I believe that many people see the road as a representation of a pathway to achieving their goals. They’ll “hit the road” and get out of their town to achieve bigger and better things. In the movie “Cars”, which draws a lot of its imagery from the stereotypical ideas of Route 66, Lightening McQueen, a young race car is traveling across the country to get to California for a big race. However, he runs into the town of Radiator Springs, an old town that lost all its visitors when the new highway was built. From traveling this stretch of road, McQueen learns that life isn’t just about all his shiny trophies, but about enjoying the road you’re on and embracing the journey itself. In the movie, some of the secondary characters like Mater the Tow Truck and Doc Hudson fondly reminisce on the old times in Radiator Springs. While the road holds old memories for them, like many roads do for people today, they also recognize that their memories aren’t how things will be forever. In the end of the movie, the town recieves a revival after McQueen brings his crew through it, providing the typical children’s movie happy ending, just as Route 66 has achieved its own “happy ending” as a tourist attraction. While the people who travel the roads are on physically and personal journeys, the roads themselves take journeys as well. Route 66 for example went from being the route to get you places to being THE place to visit. Old popular roads are replaced with bigger, newer highways. Towns whole landscapes shift because of the use of one road or another. Some people may say a road is just a road, but I think the roads we travel play an integral part in our own stories and experiences. As we travel along the fast-paced highway of life, the exits we choose to get off at dictate our direction, and when old places and memories are replaced it can feel like a part of our journey is gone forever.
Image: Original Cars Movie Poster (2006)

Disney and John Henry – by Kelsey Miranda

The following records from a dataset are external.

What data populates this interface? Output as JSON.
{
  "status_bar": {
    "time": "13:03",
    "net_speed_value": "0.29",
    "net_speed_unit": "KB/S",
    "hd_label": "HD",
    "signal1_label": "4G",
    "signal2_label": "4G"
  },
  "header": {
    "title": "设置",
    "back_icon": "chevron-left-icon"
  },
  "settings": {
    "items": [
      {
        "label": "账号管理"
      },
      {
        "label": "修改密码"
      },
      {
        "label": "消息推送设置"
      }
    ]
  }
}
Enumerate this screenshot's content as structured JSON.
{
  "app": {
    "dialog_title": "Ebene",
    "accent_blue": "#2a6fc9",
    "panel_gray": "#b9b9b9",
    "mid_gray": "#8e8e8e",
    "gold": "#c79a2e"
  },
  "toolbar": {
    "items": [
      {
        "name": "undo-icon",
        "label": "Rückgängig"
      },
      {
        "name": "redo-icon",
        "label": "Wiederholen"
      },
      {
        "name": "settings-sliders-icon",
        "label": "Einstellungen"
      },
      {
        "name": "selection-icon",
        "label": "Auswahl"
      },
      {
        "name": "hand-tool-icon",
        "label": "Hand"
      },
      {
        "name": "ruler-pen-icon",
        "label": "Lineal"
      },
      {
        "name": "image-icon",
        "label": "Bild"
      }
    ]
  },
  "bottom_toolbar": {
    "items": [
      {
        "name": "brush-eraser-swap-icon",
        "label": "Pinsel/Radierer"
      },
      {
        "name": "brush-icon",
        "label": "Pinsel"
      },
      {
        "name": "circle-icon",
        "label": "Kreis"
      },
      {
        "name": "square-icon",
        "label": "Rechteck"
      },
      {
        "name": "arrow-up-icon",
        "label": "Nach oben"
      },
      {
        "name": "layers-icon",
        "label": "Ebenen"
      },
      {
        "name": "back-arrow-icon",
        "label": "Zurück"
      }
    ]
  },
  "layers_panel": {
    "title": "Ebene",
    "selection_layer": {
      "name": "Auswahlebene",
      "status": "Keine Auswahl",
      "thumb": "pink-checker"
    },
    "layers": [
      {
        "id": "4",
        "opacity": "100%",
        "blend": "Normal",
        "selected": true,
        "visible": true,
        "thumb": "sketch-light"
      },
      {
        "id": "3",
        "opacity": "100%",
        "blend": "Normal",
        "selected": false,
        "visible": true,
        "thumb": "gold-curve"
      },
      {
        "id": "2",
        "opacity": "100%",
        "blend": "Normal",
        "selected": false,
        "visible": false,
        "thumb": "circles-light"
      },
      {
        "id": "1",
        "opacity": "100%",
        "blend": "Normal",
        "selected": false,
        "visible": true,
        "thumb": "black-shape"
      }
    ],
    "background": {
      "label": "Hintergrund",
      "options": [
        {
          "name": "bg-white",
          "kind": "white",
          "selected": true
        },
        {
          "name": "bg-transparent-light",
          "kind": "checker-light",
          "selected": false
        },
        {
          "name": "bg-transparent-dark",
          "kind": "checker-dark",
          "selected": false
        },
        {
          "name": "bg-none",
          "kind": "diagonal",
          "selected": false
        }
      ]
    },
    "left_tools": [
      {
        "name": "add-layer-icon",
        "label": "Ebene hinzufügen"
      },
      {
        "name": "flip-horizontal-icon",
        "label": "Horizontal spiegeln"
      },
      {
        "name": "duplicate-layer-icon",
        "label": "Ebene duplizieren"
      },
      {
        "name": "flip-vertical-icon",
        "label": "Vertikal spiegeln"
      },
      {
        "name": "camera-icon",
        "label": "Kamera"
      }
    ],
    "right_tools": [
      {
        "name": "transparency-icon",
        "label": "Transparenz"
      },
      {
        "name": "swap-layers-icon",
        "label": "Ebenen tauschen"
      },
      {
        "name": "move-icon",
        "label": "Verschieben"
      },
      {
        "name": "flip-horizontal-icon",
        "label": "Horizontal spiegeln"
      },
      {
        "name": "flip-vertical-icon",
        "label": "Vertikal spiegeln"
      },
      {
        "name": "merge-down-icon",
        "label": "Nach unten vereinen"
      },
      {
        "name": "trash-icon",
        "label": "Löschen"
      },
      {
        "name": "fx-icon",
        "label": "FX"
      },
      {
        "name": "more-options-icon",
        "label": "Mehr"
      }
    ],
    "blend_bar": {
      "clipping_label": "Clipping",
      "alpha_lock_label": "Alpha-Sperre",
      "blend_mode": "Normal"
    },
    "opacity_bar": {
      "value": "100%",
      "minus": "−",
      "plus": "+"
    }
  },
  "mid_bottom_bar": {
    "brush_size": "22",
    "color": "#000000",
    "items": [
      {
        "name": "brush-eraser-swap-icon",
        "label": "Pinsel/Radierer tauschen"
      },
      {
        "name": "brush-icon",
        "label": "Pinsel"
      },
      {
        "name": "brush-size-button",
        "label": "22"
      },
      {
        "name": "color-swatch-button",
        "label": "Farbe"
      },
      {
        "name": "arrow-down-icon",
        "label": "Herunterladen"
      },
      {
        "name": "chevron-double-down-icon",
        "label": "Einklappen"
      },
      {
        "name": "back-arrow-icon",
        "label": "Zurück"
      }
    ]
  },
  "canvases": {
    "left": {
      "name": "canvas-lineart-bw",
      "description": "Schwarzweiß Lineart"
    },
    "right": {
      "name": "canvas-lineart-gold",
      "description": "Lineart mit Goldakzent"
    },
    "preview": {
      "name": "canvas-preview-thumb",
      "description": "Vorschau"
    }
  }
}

Walt Disney Pictures created an animated short depicting the life of American jh1legend John Henry.  The cartoon tells a story of two freed slaves John Henry and his wife Polly Ann on the search for work and a new home during Reconstruction. John Henry finds a crew of exhausted workers who are having trouble completing the railroad’s deadline.  The railroad company has a contract with the workers; if they complete their deadline on time the workers are entitled to 50 acres of land.  John Henry gets right to work but workers become fearful when a steam-powered drill comes to finish the job. The laborers contracts will be broken if the steam-powered drill proves to be more efficient. This part of the film dealt with the anxiety workers had during this time that industries would replace manpower with machines. In Nelson’s reading this anxiety propelled labor unions and the communist party to use pictures of John Henry to represent Black laborers.

In the film American hero John Henry will not let his crew lose their land due to the machine, which results in a competition between John Henry and the steam-powered drill.  Whoever gets the most work done by sundown wins the competition. John Henry with two hammers beats the machine; the workers and his wife Polly Ann were given the land that they were promised in their contract. Unfortunately, John Henry loses his life due to exhaustion and the movie ends with Polly Ann telling this story to her and John’s son. In the film, Disney recreated versions of the worker songs about John Henry, which showed the icon’s lasting power in American Folk music.

In the readingJH2s by Scott Reynolds Nelson stated music teachers taught rhythm using John Henry folk songs during the 1950’s and later. He was also written about in many children books but was not discussed in other disciplines due to the association with the communist party.  This Disney short was a part of a compilation called American Legends and the addition of the John Henry short was only released recently compared to the other shorts that were released in the 1950s. This displayed the controversy that surrounded the icon but his popularity continued through children stories, music, and movies.  John Henry has had a strong lasting power in American society and is one of the greatest African American heroes.